This cheered me up but by now because of the previous meetings before that one I had just about had enough and I went and found my Tyneside mates who were already in the bar. Just then Archie Vicar who is the only motoring journalist with any sense in his head turned up and I knew we were in for a top class evening. Many people do not realise how much the weight of responsibility weighs on someone in my position so I must be forgiven the odd lapse. I have heard that Henry Kissinger another great man has written words as to the effect of the Aphrodisiac of Power. No wonder then that the next thing I remember was waking up on the train travelling North with a cracking headache an address in Paddington written on my shirt cuff in lipstick and an empty wallet. Those were happy times indeed.”

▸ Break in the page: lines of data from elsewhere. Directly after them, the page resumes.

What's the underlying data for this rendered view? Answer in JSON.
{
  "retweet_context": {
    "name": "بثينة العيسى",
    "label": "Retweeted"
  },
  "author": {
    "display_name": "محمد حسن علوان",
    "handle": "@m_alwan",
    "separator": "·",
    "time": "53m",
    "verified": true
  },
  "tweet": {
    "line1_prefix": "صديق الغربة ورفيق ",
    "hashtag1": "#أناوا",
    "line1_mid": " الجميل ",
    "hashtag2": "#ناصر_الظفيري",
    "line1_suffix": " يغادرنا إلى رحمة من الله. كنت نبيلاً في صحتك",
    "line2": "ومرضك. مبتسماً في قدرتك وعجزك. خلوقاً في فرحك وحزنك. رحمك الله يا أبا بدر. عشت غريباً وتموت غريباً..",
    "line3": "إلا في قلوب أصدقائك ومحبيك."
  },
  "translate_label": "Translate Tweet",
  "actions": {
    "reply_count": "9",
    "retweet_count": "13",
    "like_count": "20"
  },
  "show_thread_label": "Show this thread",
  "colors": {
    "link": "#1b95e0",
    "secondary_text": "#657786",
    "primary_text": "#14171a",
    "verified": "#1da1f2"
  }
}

The cover of the book has an image of him looking the picture of lairy arrogance, with sideburns and kipper tie, standing next to his personal 1972 Series Five Victory Magistratum, ‘LBR 1 K’. When specifying an engine for Victory’s flagship saloon, his desire was to trump all the 6 cylinder competition and his brief to a group of gifted young engineers at Victory was “let’s go one up on all those six cylinder jobbies lads!”. They went to work and, in record time, they had created a compact, light alloy, single OHC, fuel injected 4 litre V8 which demonstrated a world beating bhp/litre as well as a fantastically flexible torque curve. This was in the early 60s remember. Brik took the Magistratum prototype equipped with this engine for a two minute drive round the Victory works car park, pronounced that ”it sounds too Yankified” Then he looked under the bonnet. Furious, he towered over the group and screamed “I said go bloody one up, not two”. It transpired that his desire was for a world first, a straight 7 engine.

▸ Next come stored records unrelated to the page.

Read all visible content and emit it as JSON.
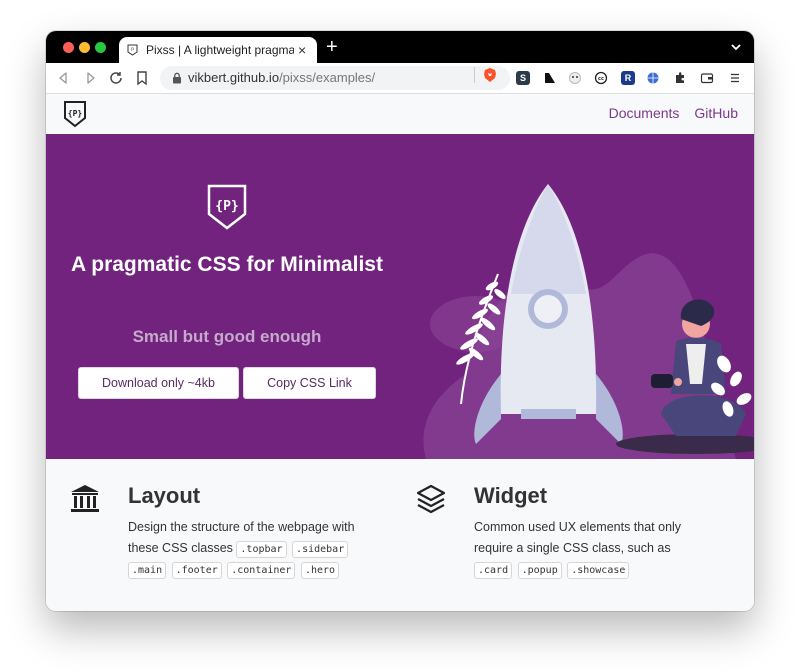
{
  "browser": {
    "tab_title": "Pixss | A lightweight pragmatic",
    "tab_close": "×",
    "new_tab": "+",
    "url_host": "vikbert.github.io",
    "url_path": "/pixss/examples/"
  },
  "site": {
    "nav": [
      "Documents",
      "GitHub"
    ],
    "hero": {
      "title": "A pragmatic CSS for Minimalist",
      "subtitle": "Small but good enough",
      "buttons": [
        "Download only ~4kb",
        "Copy CSS Link"
      ]
    },
    "features": [
      {
        "title": "Layout",
        "desc": "Design the structure of the webpage with these CSS classes",
        "tags": [
          ".topbar",
          ".sidebar",
          ".main",
          ".footer",
          ".container",
          ".hero"
        ],
        "icon": "bank-icon"
      },
      {
        "title": "Widget",
        "desc": "Common used UX elements that only require a single CSS class, such as",
        "tags": [
          ".card",
          ".popup",
          ".showcase"
        ],
        "icon": "layers-icon"
      }
    ]
  },
  "colors": {
    "hero_bg": "#71237e",
    "accent": "#7a3a8c",
    "subtitle": "#c6a9cd"
  }
}
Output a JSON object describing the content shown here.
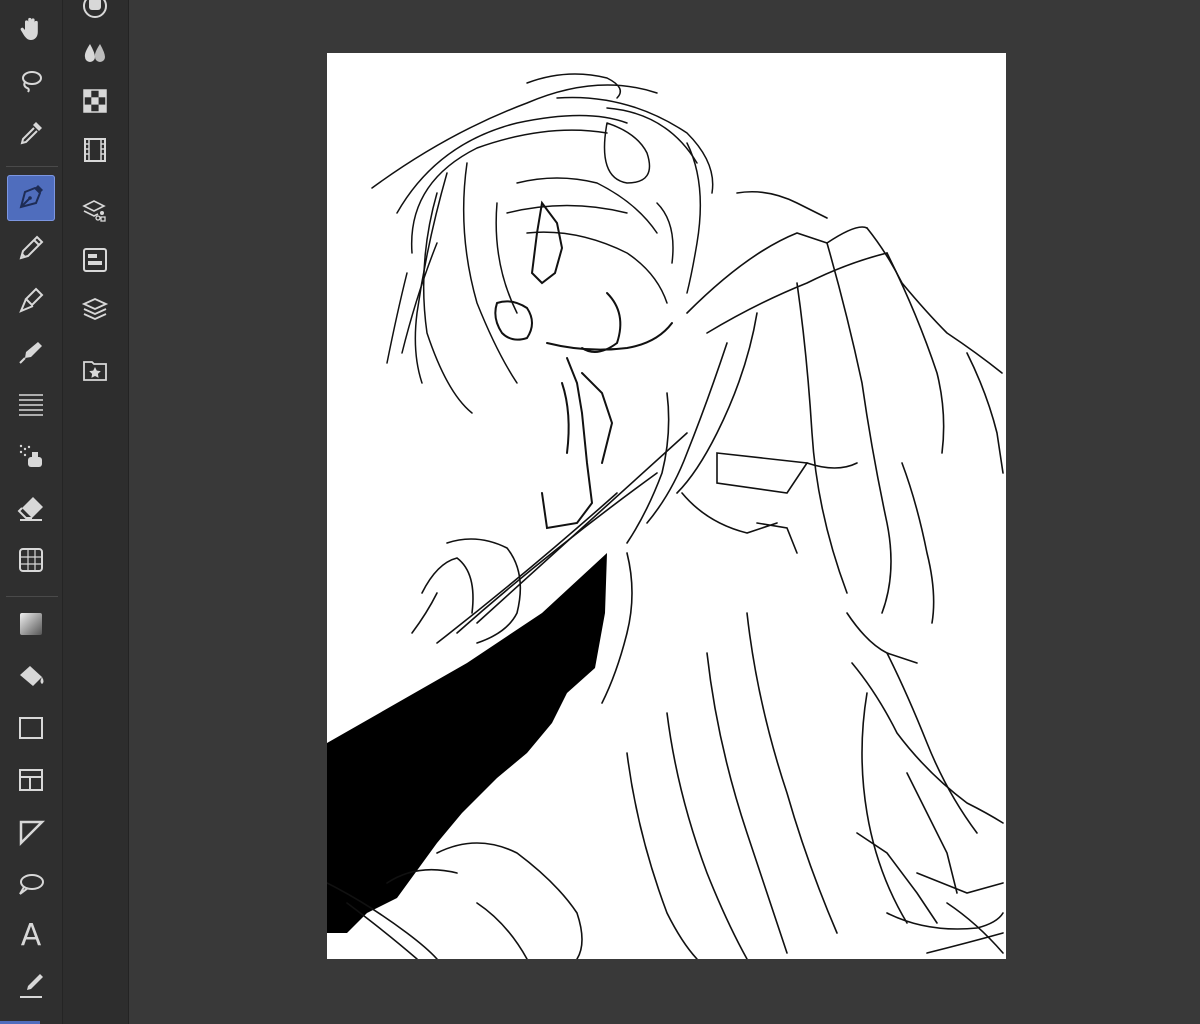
{
  "app": {
    "type": "drawing-application",
    "theme": "dark"
  },
  "colors": {
    "accent": "#4f6dbd",
    "toolbar_bg": "#2f2f2f",
    "canvas_bg": "#393939",
    "paper": "#ffffff",
    "ink": "#000000"
  },
  "toolbar": {
    "selected_tool": "pen-tool",
    "tools": [
      {
        "name": "hand-tool",
        "icon": "hand-icon"
      },
      {
        "name": "lasso-select-tool",
        "icon": "lasso-icon"
      },
      {
        "name": "eyedropper-tool",
        "icon": "eyedropper-icon"
      },
      {
        "name": "pen-tool",
        "icon": "pen-nib-icon",
        "selected": true
      },
      {
        "name": "pencil-tool",
        "icon": "pencil-icon"
      },
      {
        "name": "brush-tool",
        "icon": "brush-icon"
      },
      {
        "name": "decoration-tool",
        "icon": "decoration-icon"
      },
      {
        "name": "lines-tool",
        "icon": "lines-icon"
      },
      {
        "name": "airbrush-tool",
        "icon": "airbrush-icon"
      },
      {
        "name": "eraser-tool",
        "icon": "eraser-icon"
      },
      {
        "name": "blend-tool",
        "icon": "blend-icon"
      },
      {
        "name": "gradient-tool",
        "icon": "gradient-icon"
      },
      {
        "name": "fill-tool",
        "icon": "paint-bucket-icon"
      },
      {
        "name": "figure-tool",
        "icon": "rectangle-icon"
      },
      {
        "name": "frame-border-tool",
        "icon": "frame-border-icon"
      },
      {
        "name": "ruler-tool",
        "icon": "ruler-icon"
      },
      {
        "name": "balloon-tool",
        "icon": "speech-balloon-icon"
      },
      {
        "name": "text-tool",
        "icon": "text-icon",
        "label": "A"
      },
      {
        "name": "correct-line-tool",
        "icon": "correct-line-icon"
      }
    ]
  },
  "palettes": [
    {
      "name": "color-wheel-palette",
      "icon": "color-circle-icon"
    },
    {
      "name": "color-drops-palette",
      "icon": "color-drops-icon"
    },
    {
      "name": "color-set-palette",
      "icon": "color-grid-icon"
    },
    {
      "name": "timeline-palette",
      "icon": "film-strip-icon"
    },
    {
      "name": "layer-property-palette",
      "icon": "layer-property-icon"
    },
    {
      "name": "navigator-palette",
      "icon": "navigator-icon"
    },
    {
      "name": "layers-palette",
      "icon": "layers-icon"
    },
    {
      "name": "materials-palette",
      "icon": "star-folder-icon"
    }
  ],
  "canvas": {
    "content": "line-art-sketch"
  },
  "text_tool_label": "A"
}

He ordered all the prototype engines to be scrapped and the drawings destroyed. It was now too late to develop his engine from scratch so he instructed his welders to go to work on a pair of four cylinder 1500 cc Diva blocks, cutting each fourth cylinder in half and joining them to make a straight 7 pushrod engine. For the whole of its production , each engine had to be made in this way and, at 2.6 litres, the power output was well below its class. Some years later, when news reached Brik of Rover’s V8, he ordered work to be started on a V9 but, by then, Victory Cars had merged with Empire Motors, and Lord Rimms put a firm stop to it.

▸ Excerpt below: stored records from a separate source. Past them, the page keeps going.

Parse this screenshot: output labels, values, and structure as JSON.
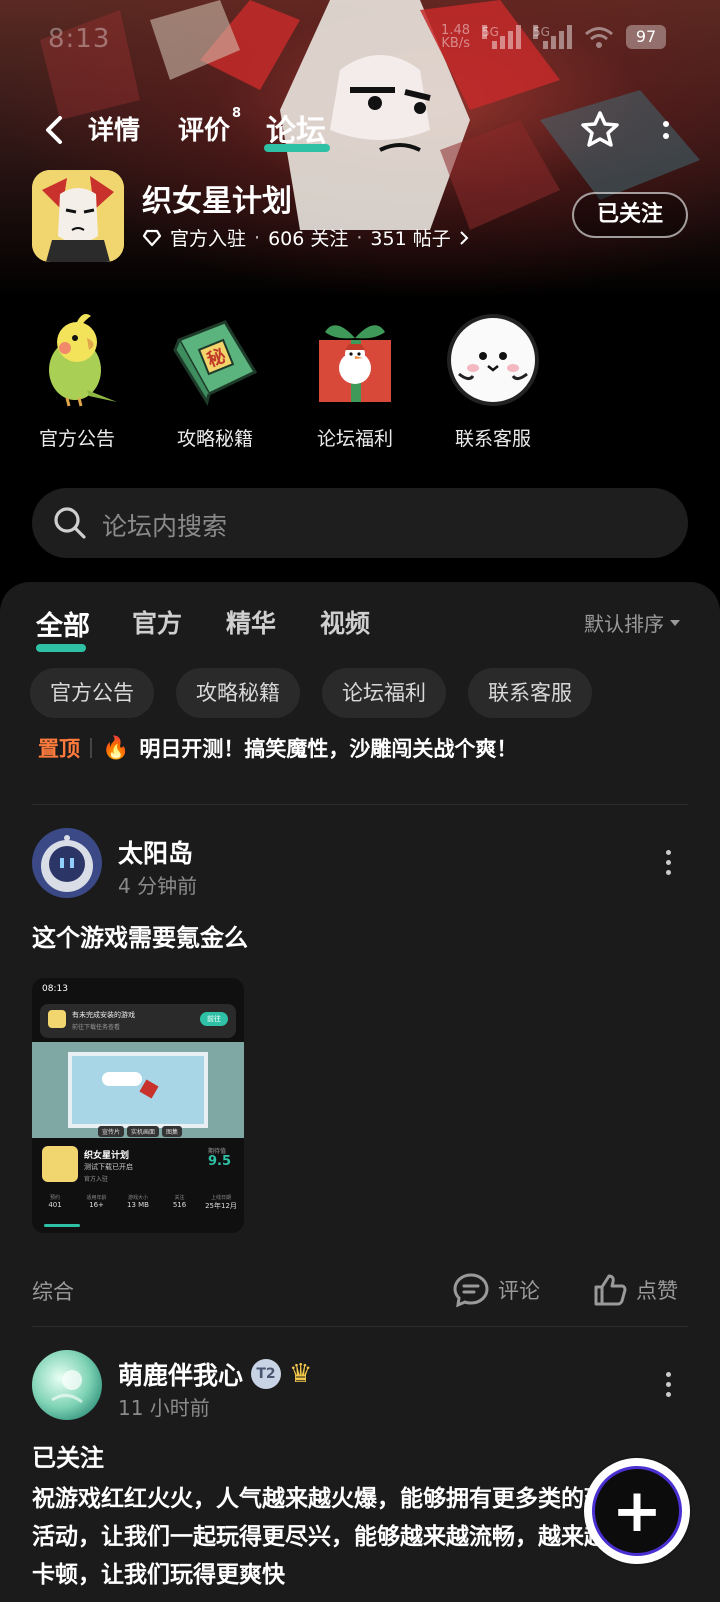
{
  "status_bar": {
    "time": "8:13",
    "net_speed_top": "1.48",
    "net_speed_bottom": "KB/s",
    "sig1_label": "5G",
    "sig2_label": "5G",
    "battery": "97"
  },
  "nav": {
    "tabs": [
      {
        "label": "详情"
      },
      {
        "label": "评价",
        "count": "8"
      },
      {
        "label": "论坛"
      }
    ],
    "active_tab": "论坛"
  },
  "game": {
    "title": "织女星计划",
    "official": "官方入驻",
    "followers": "606 关注",
    "posts": "351 帖子",
    "follow_button": "已关注"
  },
  "shortcuts": [
    {
      "label": "官方公告",
      "icon": "parrot-icon"
    },
    {
      "label": "攻略秘籍",
      "icon": "secret-book-icon"
    },
    {
      "label": "论坛福利",
      "icon": "gift-box-icon"
    },
    {
      "label": "联系客服",
      "icon": "service-blob-icon"
    }
  ],
  "search": {
    "placeholder": "论坛内搜索"
  },
  "feed": {
    "tabs": [
      "全部",
      "官方",
      "精华",
      "视频"
    ],
    "active": "全部",
    "sort": "默认排序",
    "chips": [
      "官方公告",
      "攻略秘籍",
      "论坛福利",
      "联系客服"
    ],
    "pinned": {
      "tag": "置顶",
      "text": "明日开测！搞笑魔性，沙雕闯关战个爽！"
    }
  },
  "posts": [
    {
      "author": "太阳岛",
      "time": "4 分钟前",
      "title": "这个游戏需要氪金么",
      "category": "综合",
      "comment": "评论",
      "like": "点赞",
      "screenshot": {
        "time": "08:13",
        "notice": "有未完成安装的游戏",
        "notice_sub": "前往下载任务查看",
        "notice_button": "前往",
        "tabs": [
          "宣传片",
          "实机画面",
          "图集"
        ],
        "game_name": "织女星计划",
        "game_sub": "测试下载已开启",
        "game_official": "官方入驻",
        "score_label": "期待值",
        "score": "9.5",
        "stats": [
          {
            "label": "预约",
            "value": "401"
          },
          {
            "label": "适用年龄",
            "value": "16+"
          },
          {
            "label": "游戏大小",
            "value": "13 MB"
          },
          {
            "label": "关注",
            "value": "516"
          },
          {
            "label": "上线日期",
            "value": "25年12月"
          }
        ]
      }
    },
    {
      "author": "萌鹿伴我心",
      "badge": "T2",
      "time": "11 小时前",
      "title": "已关注",
      "body": "祝游戏红红火火，人气越来越火爆，能够拥有更多类的玩法和活动，让我们一起玩得更尽兴，能够越来越流畅，越来越没有卡顿，让我们玩得更爽快"
    }
  ],
  "colors": {
    "accent": "#2fc1a6",
    "pinned": "#ff7a3d",
    "panel": "#1b1b1b"
  }
}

The Magistratum was not a great sales success and neither was it well received by the press. However, Brik ensured that it continued to be produced year after year and the final Series Five, still with a proud chrome ‘7′ on the grille, was greeted by Car’s Doug Blain with “Oh Lord, not another Brik ****house!”. The only dissenting voice was the Daily Express’s Maurice Spigot (“Weld Done Lenny!”) but I happen to know that this was a pseudonym Archie Vicar wrote under. However, Brik loved it and, indeed, owned the whole production of Series 5 models …. One.
He took this car into his sudden ‘retirement’ shortly after the photo was taken (I shan’t go into the murky details at this point). He then wrote the book and, tragically, 6 months after it was published, he met his end in Spain when his beloved Magistratum inexplicably (‘and totally without explanation’ as he might have said) left the road. His loyal secretary Jasmine was at his side – well, actually, not quite at his side, which probably saved her life. ‘He died as he had lived’ as Archie Vicar wrote enigmatically in the obituary published in Mask & Gauntlet. Those were indeed different times, if not actually always happy.